:: Instructions for the task ::
For each line below that contains the string "glyph", copy that line.

:: Data provided ::
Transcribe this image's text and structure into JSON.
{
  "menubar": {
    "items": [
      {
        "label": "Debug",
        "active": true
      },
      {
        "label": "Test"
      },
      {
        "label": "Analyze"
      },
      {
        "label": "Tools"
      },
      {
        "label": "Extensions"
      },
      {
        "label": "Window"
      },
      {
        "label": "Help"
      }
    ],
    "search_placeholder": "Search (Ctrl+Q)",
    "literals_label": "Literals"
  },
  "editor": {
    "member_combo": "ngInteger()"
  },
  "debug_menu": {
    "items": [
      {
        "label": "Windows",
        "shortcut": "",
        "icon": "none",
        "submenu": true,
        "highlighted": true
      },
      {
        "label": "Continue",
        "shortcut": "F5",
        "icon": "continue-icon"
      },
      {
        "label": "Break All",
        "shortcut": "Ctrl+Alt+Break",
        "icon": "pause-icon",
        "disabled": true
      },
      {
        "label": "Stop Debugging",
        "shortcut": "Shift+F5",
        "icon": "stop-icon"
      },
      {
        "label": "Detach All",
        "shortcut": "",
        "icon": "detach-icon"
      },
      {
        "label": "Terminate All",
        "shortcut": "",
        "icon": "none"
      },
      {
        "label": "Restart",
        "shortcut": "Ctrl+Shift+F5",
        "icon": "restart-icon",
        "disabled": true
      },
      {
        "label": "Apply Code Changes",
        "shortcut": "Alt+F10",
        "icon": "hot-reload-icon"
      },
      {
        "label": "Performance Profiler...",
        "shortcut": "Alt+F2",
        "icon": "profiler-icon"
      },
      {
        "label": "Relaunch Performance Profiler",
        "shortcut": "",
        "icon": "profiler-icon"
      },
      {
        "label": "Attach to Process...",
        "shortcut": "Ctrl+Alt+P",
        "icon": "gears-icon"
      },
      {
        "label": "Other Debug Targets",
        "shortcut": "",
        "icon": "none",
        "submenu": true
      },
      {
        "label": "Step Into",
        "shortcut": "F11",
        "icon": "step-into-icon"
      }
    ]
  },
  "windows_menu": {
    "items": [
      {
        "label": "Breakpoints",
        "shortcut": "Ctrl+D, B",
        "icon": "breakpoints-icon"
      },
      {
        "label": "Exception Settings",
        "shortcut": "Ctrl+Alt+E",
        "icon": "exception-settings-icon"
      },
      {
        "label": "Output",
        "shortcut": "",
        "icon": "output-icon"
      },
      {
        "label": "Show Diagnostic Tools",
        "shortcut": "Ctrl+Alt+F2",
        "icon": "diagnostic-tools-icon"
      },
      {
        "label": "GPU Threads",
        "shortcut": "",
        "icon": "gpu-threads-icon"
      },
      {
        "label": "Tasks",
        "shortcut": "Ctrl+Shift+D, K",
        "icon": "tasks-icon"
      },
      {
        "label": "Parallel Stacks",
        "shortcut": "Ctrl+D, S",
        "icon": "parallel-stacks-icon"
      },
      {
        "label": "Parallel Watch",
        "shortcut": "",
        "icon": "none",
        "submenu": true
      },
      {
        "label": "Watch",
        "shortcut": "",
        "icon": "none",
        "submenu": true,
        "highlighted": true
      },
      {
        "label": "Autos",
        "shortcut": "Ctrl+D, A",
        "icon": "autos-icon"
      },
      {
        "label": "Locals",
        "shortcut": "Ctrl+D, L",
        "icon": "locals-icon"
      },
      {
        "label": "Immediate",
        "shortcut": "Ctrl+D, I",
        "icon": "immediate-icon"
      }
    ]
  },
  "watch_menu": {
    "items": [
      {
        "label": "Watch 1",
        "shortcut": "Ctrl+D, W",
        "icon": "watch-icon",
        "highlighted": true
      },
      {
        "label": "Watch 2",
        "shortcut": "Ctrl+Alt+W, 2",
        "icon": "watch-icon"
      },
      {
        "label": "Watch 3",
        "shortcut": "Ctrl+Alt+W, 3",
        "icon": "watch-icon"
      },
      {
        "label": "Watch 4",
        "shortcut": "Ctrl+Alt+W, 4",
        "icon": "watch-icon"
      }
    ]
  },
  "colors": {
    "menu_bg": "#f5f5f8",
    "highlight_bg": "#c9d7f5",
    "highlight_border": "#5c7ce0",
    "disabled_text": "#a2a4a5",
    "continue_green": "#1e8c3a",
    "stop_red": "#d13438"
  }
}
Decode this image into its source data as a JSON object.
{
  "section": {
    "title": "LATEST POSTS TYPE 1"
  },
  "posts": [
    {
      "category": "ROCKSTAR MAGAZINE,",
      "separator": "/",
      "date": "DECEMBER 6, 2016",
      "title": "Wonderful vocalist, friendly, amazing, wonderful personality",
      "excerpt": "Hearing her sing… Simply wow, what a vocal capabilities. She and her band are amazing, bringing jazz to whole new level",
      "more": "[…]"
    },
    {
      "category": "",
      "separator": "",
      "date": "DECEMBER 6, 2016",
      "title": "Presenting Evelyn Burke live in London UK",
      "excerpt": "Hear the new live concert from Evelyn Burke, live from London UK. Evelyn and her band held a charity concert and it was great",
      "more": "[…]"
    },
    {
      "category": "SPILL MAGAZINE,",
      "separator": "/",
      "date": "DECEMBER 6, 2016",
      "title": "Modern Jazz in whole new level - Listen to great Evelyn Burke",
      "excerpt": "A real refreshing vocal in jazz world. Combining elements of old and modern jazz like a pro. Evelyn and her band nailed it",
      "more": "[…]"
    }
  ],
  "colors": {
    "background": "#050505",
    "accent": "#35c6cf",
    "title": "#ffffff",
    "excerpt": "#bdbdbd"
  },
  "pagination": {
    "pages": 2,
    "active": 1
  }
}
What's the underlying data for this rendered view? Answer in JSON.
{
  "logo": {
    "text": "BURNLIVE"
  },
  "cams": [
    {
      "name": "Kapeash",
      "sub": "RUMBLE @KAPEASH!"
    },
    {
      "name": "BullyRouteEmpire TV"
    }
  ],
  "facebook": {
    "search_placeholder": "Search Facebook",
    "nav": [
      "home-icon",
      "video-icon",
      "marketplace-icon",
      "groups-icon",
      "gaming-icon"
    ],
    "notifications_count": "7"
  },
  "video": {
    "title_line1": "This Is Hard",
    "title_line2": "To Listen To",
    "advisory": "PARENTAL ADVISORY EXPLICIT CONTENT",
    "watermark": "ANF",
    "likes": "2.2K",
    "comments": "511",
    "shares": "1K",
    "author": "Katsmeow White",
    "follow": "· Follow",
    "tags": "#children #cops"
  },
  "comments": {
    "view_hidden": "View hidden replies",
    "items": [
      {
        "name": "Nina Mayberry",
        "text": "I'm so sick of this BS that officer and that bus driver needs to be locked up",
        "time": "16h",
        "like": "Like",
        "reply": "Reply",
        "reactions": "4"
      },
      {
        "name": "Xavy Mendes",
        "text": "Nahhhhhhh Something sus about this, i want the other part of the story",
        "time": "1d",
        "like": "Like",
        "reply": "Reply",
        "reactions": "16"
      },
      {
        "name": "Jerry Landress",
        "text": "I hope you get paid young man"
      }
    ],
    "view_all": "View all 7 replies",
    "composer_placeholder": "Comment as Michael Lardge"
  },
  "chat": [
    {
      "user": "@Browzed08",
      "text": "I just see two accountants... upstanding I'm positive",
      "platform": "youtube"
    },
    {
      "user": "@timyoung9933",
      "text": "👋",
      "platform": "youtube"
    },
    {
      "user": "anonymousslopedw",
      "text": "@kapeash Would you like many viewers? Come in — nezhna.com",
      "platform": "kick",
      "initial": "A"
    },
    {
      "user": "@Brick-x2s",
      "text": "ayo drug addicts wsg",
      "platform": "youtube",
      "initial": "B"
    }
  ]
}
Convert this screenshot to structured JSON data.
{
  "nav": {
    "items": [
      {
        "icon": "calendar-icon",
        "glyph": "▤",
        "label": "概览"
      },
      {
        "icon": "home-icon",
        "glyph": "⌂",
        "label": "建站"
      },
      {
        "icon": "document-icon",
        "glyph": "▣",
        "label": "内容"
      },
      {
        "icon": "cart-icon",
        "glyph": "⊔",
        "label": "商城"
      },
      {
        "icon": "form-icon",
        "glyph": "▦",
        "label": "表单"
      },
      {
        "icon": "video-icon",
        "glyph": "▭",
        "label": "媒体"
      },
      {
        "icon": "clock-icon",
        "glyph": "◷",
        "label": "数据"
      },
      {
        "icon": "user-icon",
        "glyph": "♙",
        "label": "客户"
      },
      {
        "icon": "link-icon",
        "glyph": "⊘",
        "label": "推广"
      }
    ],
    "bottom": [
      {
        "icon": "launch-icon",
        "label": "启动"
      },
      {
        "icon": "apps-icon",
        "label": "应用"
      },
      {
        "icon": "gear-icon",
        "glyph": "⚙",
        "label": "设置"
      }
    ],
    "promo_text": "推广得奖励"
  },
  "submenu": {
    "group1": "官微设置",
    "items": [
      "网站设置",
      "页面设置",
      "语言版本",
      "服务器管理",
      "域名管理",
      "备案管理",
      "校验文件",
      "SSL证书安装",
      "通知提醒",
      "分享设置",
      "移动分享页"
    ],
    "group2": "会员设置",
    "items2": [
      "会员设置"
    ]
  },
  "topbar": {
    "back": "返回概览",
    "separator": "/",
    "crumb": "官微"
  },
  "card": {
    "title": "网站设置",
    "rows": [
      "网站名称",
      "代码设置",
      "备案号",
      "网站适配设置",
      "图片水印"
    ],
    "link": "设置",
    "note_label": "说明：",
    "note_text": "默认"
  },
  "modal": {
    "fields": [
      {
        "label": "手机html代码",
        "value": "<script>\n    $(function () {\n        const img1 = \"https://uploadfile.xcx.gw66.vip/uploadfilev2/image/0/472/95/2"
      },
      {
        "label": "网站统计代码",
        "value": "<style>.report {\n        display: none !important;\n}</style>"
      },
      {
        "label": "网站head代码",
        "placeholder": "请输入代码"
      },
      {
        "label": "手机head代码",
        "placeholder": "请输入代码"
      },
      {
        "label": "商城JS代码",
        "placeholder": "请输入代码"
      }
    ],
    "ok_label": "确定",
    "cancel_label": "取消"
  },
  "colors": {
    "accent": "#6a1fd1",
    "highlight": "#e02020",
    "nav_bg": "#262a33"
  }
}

:: Task response ::
        "glyph": "▤",
        "glyph": "⌂",
        "glyph": "▣",
        "glyph": "⊔",
        "glyph": "▦",
        "glyph": "▭",
        "glyph": "◷",
        "glyph": "♙",
        "glyph": "⊘",
        "glyph": "⚙",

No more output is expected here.